[Opening Dataset entries section]
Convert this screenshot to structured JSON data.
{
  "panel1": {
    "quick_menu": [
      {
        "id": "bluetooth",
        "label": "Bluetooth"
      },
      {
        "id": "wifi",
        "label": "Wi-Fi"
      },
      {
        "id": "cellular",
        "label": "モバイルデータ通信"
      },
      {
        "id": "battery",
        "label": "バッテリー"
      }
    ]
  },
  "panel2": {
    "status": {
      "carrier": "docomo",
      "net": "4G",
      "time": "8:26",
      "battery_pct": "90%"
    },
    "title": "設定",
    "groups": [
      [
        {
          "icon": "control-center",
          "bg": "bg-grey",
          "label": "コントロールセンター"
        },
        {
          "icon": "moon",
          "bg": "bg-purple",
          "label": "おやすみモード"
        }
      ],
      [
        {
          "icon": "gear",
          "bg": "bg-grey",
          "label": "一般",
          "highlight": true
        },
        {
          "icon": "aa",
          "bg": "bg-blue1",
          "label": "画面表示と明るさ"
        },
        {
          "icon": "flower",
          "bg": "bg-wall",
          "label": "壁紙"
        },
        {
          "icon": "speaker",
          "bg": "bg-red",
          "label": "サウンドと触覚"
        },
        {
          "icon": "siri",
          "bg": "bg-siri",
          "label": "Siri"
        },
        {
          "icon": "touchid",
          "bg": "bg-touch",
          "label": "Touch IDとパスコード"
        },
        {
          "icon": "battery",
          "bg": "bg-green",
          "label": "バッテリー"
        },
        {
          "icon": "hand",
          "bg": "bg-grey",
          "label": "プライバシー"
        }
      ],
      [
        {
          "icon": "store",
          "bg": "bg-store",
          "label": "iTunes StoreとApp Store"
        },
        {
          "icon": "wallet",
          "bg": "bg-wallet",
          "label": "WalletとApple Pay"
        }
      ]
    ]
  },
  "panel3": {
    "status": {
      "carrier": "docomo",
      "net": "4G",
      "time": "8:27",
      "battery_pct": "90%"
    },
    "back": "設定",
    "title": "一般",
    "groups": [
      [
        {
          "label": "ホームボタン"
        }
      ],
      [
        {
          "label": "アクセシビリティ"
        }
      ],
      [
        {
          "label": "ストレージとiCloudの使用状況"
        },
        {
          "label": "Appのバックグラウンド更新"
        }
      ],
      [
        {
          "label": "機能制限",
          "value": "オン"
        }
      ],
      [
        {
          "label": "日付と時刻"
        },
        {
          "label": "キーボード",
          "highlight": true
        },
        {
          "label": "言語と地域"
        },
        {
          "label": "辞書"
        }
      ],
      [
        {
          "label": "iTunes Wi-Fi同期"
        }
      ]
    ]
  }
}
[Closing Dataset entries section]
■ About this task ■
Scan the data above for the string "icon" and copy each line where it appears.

■ Solved problem ■
          "icon": "control-center",
          "icon": "moon",
          "icon": "gear",
          "icon": "aa",
          "icon": "flower",
          "icon": "speaker",
          "icon": "siri",
          "icon": "touchid",
          "icon": "battery",
          "icon": "hand",
          "icon": "store",
          "icon": "wallet",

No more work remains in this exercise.